BEGIN Source data
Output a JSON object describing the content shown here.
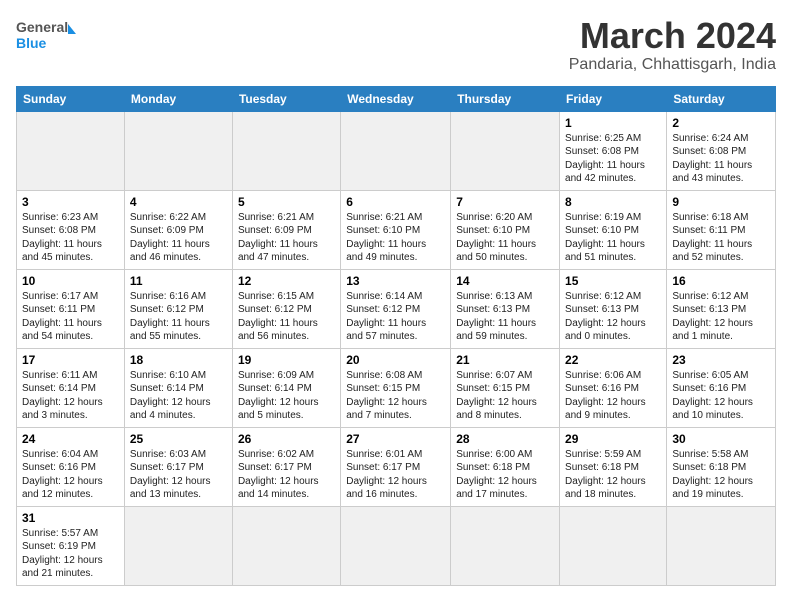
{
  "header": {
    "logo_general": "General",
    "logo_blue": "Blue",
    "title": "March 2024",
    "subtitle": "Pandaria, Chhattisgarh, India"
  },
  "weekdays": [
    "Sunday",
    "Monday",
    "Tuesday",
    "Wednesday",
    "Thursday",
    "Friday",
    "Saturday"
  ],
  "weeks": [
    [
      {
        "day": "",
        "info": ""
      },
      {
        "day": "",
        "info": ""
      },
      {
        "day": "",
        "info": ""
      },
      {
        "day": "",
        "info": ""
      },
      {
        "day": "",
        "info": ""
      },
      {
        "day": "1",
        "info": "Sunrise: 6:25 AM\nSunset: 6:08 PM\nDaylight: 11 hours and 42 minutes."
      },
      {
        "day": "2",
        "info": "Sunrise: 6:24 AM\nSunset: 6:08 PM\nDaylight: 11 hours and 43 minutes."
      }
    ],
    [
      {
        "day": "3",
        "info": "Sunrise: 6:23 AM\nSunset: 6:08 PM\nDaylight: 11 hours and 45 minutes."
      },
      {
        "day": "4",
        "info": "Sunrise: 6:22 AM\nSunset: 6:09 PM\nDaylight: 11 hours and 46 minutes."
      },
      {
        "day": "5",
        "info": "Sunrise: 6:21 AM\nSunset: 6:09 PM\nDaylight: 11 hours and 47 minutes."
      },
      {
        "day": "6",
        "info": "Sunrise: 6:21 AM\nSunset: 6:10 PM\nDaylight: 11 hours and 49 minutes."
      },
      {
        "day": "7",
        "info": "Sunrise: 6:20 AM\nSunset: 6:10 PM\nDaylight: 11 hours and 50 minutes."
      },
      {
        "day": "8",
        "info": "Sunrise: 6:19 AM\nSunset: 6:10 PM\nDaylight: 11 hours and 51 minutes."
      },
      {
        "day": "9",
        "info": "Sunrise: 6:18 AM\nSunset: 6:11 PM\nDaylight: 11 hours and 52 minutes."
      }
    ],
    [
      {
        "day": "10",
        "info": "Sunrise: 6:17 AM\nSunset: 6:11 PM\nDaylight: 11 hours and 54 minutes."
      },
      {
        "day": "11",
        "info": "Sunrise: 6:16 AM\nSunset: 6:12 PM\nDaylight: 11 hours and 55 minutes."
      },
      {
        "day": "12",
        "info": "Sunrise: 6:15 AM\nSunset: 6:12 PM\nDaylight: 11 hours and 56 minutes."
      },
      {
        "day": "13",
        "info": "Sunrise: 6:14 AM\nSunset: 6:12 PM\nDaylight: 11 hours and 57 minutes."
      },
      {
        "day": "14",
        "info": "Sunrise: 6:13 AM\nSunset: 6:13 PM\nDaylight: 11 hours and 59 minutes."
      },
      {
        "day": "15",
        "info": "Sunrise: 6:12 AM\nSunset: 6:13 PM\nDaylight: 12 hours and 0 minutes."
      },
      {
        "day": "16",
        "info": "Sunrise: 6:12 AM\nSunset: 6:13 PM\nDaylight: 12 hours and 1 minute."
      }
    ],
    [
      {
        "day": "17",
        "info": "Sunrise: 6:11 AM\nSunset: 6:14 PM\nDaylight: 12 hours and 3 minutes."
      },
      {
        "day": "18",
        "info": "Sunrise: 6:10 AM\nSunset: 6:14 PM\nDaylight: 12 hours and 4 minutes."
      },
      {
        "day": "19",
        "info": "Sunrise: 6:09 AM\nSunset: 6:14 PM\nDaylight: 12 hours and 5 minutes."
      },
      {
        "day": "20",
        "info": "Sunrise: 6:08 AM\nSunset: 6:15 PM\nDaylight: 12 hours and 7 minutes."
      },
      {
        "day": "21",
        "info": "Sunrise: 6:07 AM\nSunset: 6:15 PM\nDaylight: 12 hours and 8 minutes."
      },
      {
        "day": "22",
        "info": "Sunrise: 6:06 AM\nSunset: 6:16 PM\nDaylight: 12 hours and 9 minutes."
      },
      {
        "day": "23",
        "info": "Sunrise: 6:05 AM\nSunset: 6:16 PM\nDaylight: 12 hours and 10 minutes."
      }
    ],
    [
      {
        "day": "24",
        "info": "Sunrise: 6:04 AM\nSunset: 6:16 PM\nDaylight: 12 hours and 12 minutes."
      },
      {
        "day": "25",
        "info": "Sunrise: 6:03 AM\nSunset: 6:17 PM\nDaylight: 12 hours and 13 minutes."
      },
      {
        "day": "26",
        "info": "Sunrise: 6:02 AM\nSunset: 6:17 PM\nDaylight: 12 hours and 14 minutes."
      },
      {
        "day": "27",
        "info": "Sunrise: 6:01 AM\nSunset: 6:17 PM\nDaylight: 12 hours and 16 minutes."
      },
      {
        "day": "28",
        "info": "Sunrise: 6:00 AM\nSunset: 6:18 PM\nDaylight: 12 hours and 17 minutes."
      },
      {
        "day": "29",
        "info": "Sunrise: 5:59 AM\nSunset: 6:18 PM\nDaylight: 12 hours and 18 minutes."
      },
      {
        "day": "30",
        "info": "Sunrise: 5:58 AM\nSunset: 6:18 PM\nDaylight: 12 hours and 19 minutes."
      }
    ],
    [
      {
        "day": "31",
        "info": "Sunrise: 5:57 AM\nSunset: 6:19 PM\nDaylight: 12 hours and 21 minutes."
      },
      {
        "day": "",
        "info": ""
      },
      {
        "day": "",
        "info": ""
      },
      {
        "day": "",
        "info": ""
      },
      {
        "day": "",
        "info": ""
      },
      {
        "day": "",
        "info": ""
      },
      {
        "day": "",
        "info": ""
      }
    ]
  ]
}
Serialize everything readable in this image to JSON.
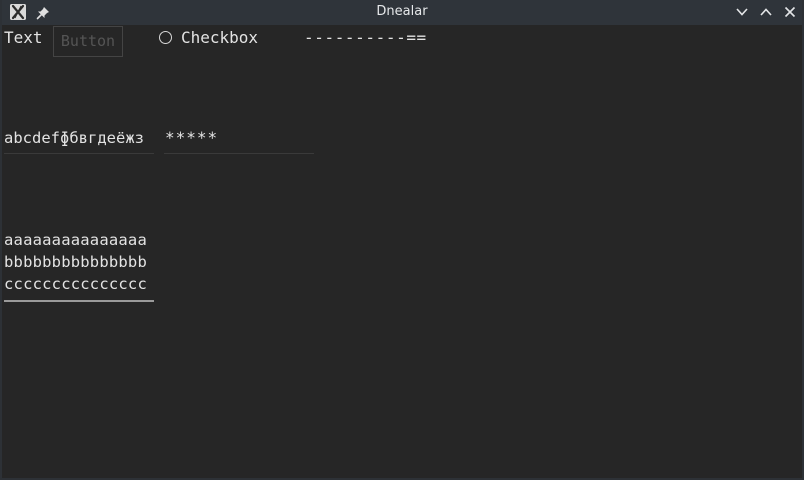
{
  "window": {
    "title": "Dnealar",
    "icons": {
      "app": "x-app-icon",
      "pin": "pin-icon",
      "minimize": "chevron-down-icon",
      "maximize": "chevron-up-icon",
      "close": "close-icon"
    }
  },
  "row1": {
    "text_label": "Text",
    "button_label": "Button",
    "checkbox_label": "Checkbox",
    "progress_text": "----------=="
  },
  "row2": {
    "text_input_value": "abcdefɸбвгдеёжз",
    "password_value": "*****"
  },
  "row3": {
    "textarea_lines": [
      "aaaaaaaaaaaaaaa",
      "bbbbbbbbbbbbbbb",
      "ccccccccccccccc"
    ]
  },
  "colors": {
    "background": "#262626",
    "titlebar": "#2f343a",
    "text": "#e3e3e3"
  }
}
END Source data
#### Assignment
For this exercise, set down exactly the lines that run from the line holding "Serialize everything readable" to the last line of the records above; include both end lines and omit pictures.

#### Answer to this problem
Serialize everything readable in this image to JSON.
{
  "window": {
    "title": "Dnealar",
    "icons": {
      "app": "x-app-icon",
      "pin": "pin-icon",
      "minimize": "chevron-down-icon",
      "maximize": "chevron-up-icon",
      "close": "close-icon"
    }
  },
  "row1": {
    "text_label": "Text",
    "button_label": "Button",
    "checkbox_label": "Checkbox",
    "progress_text": "----------=="
  },
  "row2": {
    "text_input_value": "abcdefɸбвгдеёжз",
    "password_value": "*****"
  },
  "row3": {
    "textarea_lines": [
      "aaaaaaaaaaaaaaa",
      "bbbbbbbbbbbbbbb",
      "ccccccccccccccc"
    ]
  },
  "colors": {
    "background": "#262626",
    "titlebar": "#2f343a",
    "text": "#e3e3e3"
  }
}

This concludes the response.